> **WHAT IS REQUIRED**: Go over the data and copy out each line with "JSON" in it.

[EXERCISE INPUT Boundary: Start]

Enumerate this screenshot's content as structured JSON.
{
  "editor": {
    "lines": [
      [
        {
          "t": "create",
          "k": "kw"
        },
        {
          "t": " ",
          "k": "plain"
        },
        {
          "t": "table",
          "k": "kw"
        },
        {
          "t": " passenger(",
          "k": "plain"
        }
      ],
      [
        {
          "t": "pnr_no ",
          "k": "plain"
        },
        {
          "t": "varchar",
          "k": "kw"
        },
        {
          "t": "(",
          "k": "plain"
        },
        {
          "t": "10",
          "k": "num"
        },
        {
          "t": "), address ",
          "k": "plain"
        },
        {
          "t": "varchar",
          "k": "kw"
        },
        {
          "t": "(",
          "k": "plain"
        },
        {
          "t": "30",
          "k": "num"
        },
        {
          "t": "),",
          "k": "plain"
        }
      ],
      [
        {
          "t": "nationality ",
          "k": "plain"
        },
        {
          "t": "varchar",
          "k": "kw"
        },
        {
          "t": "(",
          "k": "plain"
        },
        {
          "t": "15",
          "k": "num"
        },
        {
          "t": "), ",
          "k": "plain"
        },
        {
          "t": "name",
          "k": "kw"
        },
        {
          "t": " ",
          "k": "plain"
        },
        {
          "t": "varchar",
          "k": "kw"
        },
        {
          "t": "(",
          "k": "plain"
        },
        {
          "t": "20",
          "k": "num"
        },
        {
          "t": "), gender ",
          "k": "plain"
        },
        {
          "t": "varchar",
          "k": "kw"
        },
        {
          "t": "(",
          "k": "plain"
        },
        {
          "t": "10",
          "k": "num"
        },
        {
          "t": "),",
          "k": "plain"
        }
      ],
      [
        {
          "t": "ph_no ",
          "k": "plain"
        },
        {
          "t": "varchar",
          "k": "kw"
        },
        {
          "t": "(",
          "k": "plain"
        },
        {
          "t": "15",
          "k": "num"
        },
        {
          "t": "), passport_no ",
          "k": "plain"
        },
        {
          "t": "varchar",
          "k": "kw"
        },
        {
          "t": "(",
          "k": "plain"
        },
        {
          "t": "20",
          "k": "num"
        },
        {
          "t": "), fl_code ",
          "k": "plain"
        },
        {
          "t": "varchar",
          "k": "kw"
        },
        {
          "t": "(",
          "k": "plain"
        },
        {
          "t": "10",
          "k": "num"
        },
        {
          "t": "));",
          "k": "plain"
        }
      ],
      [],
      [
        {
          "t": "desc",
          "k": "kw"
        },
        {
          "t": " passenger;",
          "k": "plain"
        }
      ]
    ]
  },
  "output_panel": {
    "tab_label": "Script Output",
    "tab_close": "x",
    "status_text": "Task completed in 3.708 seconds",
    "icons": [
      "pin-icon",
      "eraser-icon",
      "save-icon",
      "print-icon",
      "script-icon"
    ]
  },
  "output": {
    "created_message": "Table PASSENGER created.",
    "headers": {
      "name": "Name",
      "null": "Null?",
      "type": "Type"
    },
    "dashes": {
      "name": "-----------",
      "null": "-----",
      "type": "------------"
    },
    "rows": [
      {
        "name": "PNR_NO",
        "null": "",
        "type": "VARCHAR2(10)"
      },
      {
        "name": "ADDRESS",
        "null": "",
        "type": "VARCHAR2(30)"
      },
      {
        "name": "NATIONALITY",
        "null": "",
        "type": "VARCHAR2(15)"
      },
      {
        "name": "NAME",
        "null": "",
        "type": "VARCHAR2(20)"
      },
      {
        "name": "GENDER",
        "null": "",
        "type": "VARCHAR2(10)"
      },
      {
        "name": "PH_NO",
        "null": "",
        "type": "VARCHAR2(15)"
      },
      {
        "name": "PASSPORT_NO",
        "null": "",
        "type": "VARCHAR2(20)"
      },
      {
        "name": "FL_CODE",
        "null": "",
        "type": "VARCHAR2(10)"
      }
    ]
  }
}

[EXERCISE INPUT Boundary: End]
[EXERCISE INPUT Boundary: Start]

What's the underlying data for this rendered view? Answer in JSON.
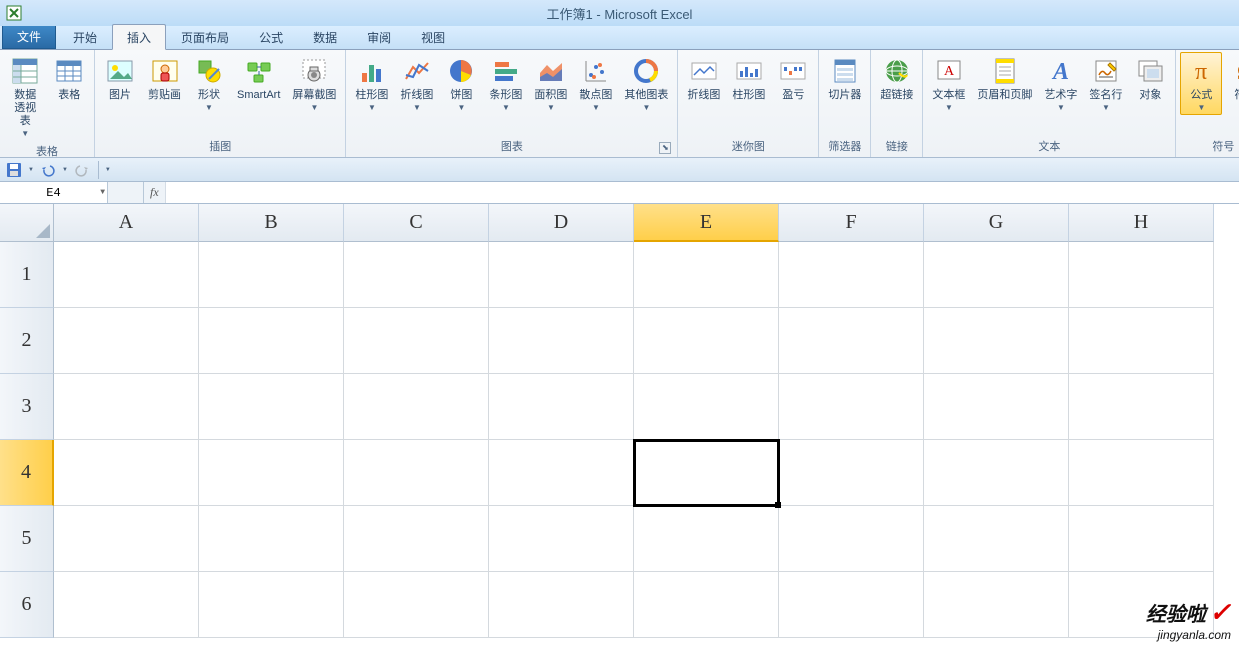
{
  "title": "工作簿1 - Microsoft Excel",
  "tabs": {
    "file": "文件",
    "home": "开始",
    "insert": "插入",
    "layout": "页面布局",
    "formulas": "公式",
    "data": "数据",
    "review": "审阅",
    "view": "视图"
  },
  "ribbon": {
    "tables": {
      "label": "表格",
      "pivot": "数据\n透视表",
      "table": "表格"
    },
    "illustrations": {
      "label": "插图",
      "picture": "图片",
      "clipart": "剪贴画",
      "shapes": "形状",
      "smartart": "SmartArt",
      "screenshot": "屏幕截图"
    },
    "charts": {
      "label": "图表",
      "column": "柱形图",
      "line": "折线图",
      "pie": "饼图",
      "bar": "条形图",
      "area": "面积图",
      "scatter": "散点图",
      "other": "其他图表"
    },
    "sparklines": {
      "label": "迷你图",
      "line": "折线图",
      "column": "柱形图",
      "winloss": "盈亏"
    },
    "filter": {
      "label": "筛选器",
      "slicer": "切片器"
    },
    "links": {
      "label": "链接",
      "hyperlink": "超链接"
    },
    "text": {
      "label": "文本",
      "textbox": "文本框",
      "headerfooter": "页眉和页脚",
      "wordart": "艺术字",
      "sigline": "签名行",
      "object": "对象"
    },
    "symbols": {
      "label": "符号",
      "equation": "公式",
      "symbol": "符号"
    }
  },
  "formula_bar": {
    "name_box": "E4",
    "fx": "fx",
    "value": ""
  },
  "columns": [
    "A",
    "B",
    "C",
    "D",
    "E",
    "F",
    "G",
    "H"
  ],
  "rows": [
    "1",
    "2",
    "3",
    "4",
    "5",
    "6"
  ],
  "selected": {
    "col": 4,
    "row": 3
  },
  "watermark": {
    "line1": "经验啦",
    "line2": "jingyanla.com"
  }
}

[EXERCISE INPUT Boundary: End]

> **SOLUTION TO THIS PROBLEM**:
Enumerate this screenshot's content as structured JSON.
What's the underlying data for this rendered view? Answer in JSON.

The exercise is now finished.